Every historical energy transition has been a difficult and complicated one. When burning firewood was no longer enough to fulfil humankind’s energy needs, we had to introduce disruptive technologies: coal-fired boilers, hydropower, oil and then natural gas fuels. These were costly changes to the existing systems but the benefits greatly outweighed the costs in the long run. We are still living with these basic technologies that are now, in some cases, well over a century old. We have made monumental improvements but it is clear this is no longer enough. Humankind is now facing the new mandatory update to ensure its survival and economic growth.
Inertial, status-quo, forces will be the hardest to overcome but, as history has shown, they will not prevail.
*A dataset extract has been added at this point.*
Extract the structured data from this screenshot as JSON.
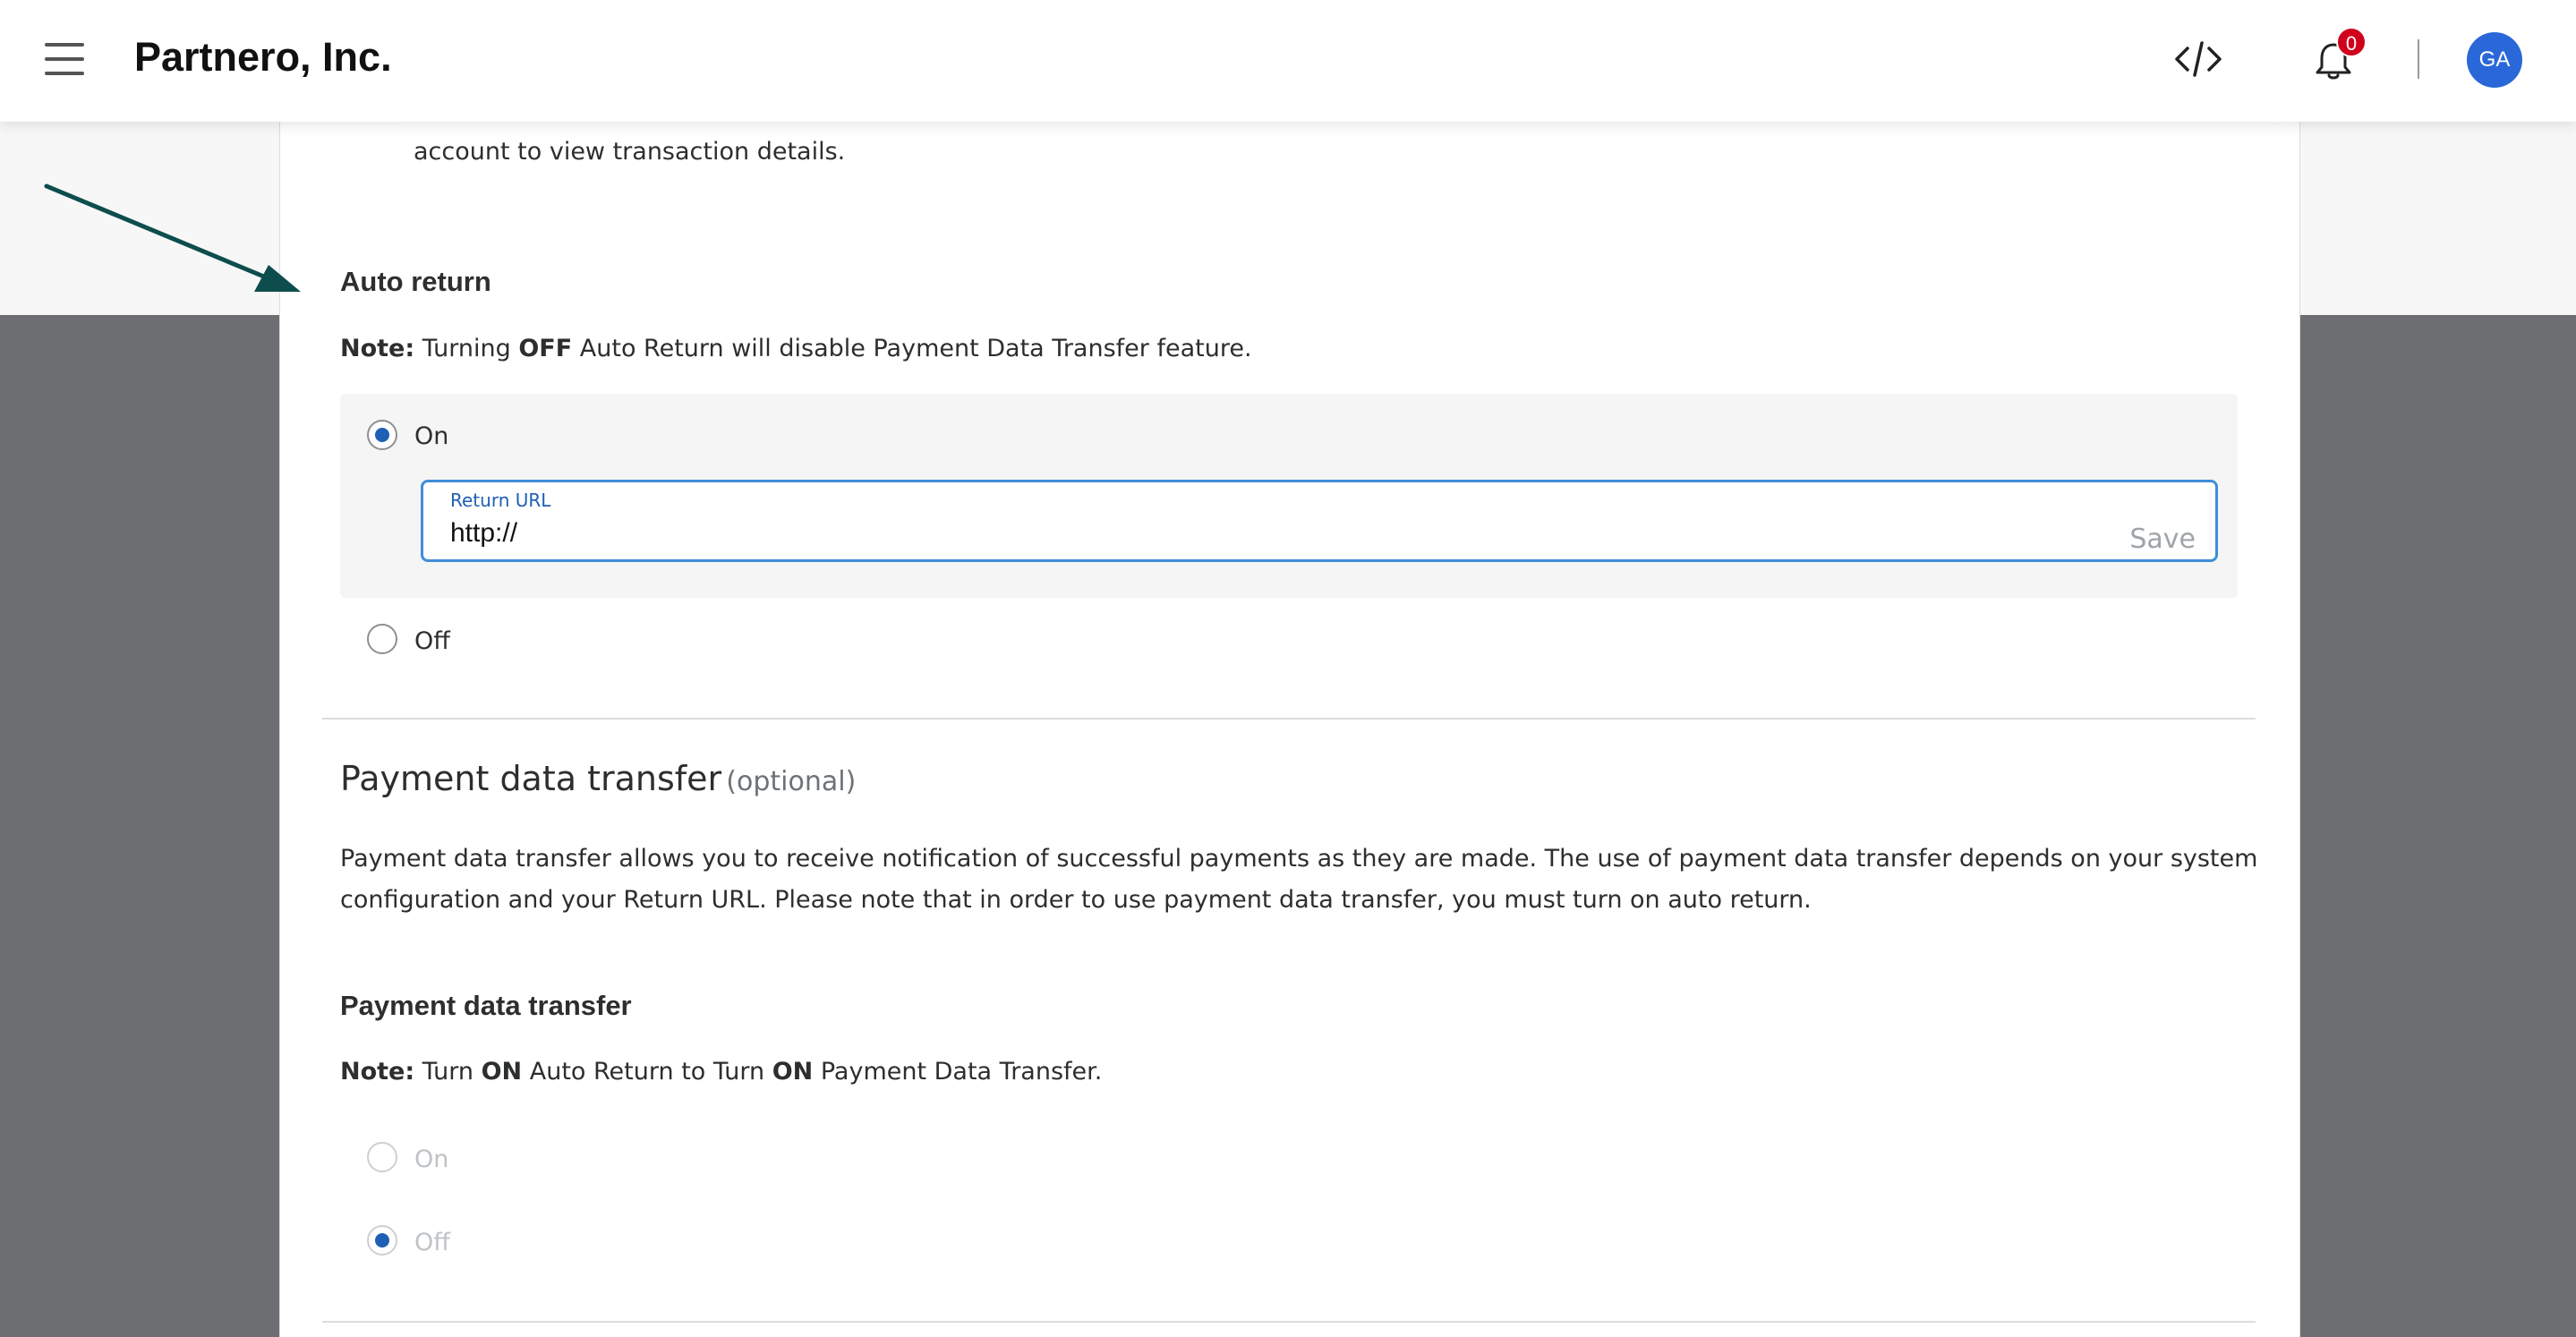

The reason is clear: renewables are economically viable and essential to growth. With the electrification of the transportation systems, energy demands are migrating to mostly electrical needs. The average global cost of most renewable sources (except for concentrated solar power) is well within the range of fossil electricity generation of 0.05-0.16 USD/kWh1. The renewable energy sector now employs over 11 million people worldwide. The proliferation of technologies will only improve the economics and displace the current methods. Any and all companies not adapting to this new reality will be left behind.